⟨

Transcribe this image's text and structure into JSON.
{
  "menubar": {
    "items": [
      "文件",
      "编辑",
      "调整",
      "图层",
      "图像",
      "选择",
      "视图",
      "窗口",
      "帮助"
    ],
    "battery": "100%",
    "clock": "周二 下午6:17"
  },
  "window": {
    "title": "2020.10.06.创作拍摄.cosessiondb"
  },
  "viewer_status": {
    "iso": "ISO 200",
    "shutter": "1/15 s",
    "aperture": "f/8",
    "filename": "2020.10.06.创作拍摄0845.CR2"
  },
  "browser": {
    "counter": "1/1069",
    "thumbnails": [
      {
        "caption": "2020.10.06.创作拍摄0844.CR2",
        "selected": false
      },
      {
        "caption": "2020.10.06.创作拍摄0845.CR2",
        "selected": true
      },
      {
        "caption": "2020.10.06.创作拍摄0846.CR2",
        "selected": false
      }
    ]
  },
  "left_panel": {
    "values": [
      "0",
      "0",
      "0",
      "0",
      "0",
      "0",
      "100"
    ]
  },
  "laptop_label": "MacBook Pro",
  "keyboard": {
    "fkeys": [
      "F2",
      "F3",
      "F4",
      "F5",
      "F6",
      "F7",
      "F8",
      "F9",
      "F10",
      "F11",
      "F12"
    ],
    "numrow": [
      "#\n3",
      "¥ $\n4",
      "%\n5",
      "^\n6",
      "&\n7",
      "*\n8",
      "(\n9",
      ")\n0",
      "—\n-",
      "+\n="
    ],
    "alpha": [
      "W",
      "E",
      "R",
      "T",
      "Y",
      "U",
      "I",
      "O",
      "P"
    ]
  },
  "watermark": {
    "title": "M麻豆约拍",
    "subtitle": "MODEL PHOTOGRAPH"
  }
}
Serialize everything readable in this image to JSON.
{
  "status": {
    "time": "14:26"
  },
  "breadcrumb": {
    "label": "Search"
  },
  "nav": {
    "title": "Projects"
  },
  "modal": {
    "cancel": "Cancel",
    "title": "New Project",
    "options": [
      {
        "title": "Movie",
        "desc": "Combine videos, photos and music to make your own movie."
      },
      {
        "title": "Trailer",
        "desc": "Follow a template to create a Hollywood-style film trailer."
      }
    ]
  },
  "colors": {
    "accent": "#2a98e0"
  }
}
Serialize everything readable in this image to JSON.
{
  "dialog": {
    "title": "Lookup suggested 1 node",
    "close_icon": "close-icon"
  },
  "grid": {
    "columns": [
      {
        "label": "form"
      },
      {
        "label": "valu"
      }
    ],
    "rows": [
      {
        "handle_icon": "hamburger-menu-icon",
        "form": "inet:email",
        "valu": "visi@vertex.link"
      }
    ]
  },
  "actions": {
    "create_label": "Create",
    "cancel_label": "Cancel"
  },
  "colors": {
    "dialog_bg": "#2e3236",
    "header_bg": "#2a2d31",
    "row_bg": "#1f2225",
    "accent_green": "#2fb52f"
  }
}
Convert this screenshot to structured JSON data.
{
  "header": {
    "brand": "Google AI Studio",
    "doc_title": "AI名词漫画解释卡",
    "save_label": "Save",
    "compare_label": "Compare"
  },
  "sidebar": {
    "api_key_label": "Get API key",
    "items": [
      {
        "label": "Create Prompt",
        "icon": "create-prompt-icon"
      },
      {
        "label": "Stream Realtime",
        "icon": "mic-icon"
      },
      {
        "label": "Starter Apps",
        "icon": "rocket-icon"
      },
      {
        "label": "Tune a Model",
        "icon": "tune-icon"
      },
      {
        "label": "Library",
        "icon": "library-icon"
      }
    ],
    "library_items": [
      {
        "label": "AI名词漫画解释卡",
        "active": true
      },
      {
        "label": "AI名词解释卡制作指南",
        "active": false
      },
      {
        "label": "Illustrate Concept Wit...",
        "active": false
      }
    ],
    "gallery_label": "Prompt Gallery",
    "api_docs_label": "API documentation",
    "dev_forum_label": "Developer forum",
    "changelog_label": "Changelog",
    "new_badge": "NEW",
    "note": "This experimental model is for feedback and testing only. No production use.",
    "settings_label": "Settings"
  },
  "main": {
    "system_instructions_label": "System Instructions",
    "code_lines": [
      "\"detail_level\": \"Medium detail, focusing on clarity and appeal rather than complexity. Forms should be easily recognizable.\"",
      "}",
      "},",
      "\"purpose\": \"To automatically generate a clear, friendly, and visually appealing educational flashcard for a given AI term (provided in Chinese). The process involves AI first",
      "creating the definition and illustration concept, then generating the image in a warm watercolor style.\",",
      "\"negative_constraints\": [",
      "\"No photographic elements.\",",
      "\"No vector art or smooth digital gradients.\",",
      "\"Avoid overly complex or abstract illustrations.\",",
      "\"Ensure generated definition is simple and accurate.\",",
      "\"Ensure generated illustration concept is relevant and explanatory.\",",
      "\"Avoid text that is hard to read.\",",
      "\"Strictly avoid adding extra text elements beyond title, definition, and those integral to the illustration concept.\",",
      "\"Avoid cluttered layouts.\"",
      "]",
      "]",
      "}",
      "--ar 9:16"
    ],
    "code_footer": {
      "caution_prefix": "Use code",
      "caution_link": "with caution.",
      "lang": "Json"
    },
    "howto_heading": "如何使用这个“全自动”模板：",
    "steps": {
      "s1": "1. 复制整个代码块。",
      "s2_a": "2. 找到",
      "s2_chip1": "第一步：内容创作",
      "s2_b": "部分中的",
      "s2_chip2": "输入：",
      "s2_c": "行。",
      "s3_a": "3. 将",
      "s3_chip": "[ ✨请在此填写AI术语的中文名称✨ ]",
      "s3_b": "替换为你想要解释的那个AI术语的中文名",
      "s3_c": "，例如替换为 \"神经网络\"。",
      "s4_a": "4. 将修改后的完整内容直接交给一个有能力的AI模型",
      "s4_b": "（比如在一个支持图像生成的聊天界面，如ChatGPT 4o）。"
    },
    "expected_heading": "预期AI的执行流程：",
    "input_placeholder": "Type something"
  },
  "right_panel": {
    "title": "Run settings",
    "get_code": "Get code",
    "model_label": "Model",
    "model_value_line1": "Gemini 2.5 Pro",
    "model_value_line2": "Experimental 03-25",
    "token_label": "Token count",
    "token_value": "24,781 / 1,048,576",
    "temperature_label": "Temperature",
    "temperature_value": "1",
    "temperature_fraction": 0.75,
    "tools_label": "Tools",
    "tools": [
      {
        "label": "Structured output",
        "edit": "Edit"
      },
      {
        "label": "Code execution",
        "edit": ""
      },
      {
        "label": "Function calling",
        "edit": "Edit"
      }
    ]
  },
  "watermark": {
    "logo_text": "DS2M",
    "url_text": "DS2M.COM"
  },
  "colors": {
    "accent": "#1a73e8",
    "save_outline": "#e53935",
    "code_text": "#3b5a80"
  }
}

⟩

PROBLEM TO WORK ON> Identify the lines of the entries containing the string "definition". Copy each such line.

EXERCISE OUTPUT>
      "creating the definition and illustration concept, then generating the image in a warm watercolor style.\",",
      "\"Ensure generated definition is simple and accurate.\",",
      "\"Strictly avoid adding extra text elements beyond title, definition, and those integral to the illustration concept.\",",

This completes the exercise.